Try it> Pull out all lines from the listing below in which the word "products" appears.
────
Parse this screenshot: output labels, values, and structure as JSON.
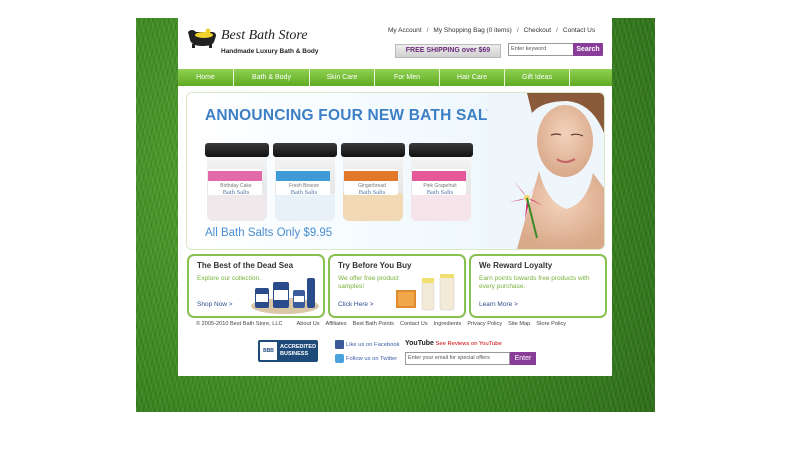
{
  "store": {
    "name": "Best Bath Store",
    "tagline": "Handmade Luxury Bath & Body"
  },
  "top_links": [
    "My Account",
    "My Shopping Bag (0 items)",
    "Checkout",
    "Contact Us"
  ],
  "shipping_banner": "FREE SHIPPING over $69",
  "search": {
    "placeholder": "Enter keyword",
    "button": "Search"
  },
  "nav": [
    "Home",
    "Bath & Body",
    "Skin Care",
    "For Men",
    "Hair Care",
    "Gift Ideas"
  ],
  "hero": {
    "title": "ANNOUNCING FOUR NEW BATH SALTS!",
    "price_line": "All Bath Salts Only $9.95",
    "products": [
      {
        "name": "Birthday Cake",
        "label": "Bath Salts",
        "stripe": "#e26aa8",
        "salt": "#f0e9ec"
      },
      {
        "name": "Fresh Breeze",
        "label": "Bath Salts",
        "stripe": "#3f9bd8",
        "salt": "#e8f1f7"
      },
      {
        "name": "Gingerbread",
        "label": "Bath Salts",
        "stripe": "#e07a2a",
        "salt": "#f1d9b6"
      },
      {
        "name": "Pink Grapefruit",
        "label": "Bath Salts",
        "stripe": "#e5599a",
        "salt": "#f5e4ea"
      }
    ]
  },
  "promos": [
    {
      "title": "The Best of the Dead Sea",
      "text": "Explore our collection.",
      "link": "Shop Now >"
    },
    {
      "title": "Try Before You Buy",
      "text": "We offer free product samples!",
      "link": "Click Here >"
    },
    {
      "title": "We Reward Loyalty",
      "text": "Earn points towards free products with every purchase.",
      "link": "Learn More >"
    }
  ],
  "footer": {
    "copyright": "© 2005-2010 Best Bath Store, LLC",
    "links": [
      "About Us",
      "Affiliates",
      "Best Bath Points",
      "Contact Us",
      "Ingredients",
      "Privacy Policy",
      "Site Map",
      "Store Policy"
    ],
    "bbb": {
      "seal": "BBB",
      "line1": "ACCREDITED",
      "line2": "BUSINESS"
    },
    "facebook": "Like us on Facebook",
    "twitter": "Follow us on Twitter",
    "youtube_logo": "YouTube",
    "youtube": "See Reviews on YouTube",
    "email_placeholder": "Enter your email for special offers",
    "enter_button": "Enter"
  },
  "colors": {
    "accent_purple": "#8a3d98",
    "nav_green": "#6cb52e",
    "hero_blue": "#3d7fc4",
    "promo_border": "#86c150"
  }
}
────
Your response>
    "products": [
      "text": "Earn points towards free products with every purchase.",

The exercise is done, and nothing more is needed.